Aim of the exercise:
Which lines in the records below contain the word "JSON"? Report each of them.

Stored data:
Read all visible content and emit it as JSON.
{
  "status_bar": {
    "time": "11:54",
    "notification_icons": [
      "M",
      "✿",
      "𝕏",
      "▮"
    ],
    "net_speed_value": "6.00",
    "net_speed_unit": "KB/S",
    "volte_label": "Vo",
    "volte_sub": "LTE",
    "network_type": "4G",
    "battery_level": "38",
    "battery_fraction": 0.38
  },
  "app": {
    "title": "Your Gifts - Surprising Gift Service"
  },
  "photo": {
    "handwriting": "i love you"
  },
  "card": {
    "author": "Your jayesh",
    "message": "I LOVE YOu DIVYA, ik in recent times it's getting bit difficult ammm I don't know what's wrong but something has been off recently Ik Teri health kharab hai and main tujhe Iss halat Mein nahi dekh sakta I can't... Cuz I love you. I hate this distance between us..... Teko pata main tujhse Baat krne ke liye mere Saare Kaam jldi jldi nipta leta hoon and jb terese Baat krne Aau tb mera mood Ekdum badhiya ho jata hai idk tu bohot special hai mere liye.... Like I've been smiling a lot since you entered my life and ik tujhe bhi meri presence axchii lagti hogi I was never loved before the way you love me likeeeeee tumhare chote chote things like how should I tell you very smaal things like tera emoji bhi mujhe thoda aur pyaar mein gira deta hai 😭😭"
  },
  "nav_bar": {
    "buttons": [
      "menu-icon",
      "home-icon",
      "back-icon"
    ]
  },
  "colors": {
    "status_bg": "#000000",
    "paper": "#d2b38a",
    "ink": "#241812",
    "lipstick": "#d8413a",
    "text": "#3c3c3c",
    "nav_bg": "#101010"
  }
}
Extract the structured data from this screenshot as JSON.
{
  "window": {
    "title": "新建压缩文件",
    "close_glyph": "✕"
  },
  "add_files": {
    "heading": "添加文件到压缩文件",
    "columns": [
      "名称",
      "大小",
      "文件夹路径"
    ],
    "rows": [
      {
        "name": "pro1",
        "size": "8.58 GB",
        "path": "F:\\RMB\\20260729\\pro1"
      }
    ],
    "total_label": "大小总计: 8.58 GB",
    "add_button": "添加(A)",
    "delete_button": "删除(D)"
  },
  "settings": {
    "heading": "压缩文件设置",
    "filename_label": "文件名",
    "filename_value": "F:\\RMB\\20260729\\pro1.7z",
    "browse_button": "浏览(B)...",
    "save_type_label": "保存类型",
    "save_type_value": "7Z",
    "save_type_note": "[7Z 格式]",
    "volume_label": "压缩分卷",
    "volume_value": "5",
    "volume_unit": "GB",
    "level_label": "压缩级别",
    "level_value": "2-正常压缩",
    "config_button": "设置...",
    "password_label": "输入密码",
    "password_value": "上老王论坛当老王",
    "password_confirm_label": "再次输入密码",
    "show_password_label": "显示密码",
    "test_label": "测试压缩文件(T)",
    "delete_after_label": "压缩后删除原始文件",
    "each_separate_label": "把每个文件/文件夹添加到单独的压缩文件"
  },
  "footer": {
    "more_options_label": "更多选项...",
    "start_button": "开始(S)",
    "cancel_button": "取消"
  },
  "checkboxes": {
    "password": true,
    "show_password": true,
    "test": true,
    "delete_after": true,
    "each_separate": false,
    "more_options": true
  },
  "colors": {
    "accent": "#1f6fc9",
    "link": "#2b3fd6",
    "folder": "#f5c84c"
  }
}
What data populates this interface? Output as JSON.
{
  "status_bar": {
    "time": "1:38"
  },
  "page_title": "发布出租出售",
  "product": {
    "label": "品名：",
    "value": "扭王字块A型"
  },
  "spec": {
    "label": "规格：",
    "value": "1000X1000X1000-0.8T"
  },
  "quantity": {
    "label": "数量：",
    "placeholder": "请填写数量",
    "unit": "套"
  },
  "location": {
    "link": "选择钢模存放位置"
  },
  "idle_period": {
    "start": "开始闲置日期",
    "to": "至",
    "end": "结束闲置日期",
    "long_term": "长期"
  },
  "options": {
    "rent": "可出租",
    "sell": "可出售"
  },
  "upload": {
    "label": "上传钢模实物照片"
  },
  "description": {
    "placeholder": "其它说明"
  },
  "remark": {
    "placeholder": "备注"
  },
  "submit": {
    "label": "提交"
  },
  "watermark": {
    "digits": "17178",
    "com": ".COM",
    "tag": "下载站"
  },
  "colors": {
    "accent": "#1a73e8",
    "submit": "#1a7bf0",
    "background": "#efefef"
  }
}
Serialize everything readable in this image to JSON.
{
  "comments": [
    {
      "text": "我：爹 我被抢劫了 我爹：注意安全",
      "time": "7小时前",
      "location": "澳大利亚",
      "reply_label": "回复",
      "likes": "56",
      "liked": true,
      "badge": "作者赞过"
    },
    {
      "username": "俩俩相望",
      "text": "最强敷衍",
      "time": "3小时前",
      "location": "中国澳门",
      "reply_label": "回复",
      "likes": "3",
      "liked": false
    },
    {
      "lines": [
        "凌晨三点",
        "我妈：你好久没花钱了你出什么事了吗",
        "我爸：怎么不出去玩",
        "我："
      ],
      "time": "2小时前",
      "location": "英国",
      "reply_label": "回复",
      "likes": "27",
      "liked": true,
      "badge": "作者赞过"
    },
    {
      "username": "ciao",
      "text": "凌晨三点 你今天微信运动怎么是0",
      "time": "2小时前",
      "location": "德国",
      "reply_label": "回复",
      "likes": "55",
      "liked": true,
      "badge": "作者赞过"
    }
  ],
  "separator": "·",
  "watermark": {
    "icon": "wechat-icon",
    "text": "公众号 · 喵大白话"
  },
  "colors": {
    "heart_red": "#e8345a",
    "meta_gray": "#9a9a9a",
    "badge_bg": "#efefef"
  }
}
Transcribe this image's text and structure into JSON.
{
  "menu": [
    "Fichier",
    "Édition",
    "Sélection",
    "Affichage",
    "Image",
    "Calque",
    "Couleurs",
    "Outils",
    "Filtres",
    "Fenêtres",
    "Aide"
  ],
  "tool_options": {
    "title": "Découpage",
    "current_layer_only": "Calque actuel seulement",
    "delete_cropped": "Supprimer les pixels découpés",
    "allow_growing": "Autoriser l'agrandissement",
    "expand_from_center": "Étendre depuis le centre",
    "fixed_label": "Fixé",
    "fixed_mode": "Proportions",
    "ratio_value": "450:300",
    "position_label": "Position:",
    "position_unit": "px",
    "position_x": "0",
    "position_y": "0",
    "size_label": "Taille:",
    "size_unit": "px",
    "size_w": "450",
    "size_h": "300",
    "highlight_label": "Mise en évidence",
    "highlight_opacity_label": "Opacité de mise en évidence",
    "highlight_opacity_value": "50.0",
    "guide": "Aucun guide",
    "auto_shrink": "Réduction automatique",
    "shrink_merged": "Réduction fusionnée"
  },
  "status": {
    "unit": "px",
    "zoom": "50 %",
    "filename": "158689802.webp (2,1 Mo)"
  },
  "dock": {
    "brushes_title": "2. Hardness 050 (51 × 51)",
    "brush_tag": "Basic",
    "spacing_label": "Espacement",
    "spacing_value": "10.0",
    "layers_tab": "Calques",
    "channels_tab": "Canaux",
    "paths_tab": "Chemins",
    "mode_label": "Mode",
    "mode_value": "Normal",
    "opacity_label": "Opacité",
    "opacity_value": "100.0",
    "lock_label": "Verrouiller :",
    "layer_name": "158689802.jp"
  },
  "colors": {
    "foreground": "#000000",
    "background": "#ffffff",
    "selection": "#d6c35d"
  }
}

Task answer:
Read all visible content and emit it as JSON.
Extract the structured data from this screenshot as JSON.
What data populates this interface? Output as JSON.
Serialize everything readable in this image to JSON.
Transcribe this image's text and structure into JSON.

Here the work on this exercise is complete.